_PROBLEM TO SOLVE:_
Only the lines holding the string "Rashna" are needed; copy each of them from the data.

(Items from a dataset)
········

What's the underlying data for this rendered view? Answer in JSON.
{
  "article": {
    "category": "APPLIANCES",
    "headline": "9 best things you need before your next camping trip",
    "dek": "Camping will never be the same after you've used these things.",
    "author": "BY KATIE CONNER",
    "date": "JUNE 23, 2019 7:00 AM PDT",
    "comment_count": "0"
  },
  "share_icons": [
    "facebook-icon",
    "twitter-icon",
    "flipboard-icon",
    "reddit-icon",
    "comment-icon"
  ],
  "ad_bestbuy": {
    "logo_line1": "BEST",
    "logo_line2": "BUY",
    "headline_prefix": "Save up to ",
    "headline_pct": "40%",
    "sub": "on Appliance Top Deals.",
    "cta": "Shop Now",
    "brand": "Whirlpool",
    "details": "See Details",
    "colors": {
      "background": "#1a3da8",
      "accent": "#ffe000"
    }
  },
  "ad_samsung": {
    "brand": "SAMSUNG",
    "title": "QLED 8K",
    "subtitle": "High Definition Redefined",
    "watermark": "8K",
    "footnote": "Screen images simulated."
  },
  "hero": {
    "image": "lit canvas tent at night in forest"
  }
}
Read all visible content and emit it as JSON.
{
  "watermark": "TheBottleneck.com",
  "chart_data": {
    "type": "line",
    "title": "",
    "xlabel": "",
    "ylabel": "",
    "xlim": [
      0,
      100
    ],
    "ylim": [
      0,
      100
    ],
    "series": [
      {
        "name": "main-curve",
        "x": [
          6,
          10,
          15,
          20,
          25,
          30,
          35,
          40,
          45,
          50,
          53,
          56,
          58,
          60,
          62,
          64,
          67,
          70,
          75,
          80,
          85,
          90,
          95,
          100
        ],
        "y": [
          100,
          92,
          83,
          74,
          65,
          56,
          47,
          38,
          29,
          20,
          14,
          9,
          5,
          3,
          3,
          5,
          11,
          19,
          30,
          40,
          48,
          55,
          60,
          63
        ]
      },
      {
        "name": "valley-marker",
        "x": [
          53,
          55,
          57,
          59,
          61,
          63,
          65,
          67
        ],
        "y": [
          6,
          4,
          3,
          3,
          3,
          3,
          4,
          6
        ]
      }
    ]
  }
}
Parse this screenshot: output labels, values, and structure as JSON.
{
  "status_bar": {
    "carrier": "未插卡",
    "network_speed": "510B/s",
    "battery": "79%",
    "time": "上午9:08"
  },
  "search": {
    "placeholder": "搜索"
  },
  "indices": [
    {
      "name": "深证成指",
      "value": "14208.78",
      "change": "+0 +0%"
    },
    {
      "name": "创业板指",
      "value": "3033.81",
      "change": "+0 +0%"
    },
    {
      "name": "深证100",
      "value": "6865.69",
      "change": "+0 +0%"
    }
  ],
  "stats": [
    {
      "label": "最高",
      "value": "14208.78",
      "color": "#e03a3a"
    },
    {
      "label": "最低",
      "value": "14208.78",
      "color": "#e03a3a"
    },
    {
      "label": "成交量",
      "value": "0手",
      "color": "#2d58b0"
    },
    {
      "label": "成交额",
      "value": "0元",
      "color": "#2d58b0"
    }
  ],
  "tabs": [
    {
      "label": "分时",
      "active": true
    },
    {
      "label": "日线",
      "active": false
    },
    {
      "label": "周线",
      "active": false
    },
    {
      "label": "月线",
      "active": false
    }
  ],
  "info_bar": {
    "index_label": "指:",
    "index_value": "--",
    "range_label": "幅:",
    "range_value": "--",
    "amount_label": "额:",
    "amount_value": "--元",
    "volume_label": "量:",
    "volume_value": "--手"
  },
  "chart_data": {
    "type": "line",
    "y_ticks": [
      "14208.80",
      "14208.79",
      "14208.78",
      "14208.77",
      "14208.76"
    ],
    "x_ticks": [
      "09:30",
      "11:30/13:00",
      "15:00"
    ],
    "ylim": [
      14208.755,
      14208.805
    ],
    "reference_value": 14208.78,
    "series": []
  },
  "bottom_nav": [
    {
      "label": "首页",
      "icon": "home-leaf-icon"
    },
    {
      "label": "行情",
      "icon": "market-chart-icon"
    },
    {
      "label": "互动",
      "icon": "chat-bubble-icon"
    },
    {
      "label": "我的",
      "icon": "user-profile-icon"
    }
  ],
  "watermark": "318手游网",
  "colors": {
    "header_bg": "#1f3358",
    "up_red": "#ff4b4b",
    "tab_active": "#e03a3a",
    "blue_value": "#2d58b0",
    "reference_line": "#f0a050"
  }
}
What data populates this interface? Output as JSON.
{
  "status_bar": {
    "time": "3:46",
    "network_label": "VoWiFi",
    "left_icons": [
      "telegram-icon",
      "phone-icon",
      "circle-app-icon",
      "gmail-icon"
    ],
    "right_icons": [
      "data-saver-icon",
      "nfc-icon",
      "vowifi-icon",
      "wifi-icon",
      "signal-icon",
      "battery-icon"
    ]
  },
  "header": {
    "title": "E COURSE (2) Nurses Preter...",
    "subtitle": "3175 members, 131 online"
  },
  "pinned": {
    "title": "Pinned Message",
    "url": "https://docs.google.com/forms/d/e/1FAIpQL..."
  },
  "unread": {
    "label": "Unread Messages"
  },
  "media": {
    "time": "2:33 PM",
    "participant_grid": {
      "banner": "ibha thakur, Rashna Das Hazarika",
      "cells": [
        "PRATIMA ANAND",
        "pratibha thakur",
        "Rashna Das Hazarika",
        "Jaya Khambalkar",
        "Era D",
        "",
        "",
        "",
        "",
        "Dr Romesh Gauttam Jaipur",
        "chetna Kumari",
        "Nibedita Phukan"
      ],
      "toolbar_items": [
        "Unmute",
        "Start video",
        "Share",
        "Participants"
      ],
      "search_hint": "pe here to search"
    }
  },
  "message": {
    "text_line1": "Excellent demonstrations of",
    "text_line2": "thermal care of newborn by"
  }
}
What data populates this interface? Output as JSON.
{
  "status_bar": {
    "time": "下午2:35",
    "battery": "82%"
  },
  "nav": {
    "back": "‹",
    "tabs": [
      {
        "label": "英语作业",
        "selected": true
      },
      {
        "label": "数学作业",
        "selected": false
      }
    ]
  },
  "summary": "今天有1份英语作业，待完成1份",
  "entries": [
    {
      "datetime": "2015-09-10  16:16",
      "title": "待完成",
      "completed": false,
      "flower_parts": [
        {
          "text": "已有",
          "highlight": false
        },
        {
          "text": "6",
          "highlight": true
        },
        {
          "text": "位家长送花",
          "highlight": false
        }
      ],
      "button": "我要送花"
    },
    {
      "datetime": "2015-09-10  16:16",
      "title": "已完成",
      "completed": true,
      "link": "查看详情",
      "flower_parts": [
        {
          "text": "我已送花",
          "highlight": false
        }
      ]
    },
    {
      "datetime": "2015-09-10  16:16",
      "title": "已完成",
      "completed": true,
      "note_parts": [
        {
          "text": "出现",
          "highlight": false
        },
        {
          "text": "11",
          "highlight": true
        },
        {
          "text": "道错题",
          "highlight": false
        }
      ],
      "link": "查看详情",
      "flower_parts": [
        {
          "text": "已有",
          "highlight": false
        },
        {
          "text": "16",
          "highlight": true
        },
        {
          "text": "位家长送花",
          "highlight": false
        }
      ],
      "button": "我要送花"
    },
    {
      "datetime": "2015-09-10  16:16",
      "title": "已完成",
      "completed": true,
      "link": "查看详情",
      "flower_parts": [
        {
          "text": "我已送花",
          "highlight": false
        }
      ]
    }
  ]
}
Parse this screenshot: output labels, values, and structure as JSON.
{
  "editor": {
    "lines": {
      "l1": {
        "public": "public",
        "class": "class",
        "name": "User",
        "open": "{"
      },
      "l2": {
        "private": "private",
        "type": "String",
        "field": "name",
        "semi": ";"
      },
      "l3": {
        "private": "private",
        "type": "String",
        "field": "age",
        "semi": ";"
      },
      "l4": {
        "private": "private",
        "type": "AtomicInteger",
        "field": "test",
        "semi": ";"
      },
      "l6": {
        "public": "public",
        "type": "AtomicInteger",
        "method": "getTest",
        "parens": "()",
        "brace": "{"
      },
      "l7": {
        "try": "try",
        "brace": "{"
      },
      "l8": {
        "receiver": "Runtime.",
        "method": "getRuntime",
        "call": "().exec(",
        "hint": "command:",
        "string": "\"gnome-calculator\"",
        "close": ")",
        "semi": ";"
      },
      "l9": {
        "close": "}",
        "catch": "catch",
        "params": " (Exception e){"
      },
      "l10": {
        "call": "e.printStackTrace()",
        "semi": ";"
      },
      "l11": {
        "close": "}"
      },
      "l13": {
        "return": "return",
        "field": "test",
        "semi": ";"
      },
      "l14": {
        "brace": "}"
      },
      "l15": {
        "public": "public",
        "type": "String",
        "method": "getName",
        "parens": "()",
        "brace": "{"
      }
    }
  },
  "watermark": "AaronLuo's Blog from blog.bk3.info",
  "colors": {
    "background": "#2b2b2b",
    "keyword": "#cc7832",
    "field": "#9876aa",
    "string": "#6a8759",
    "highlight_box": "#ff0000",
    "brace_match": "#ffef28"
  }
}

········

_SOLUTION:_
      "banner": "ibha thakur, Rashna Das Hazarika",
        "Rashna Das Hazarika",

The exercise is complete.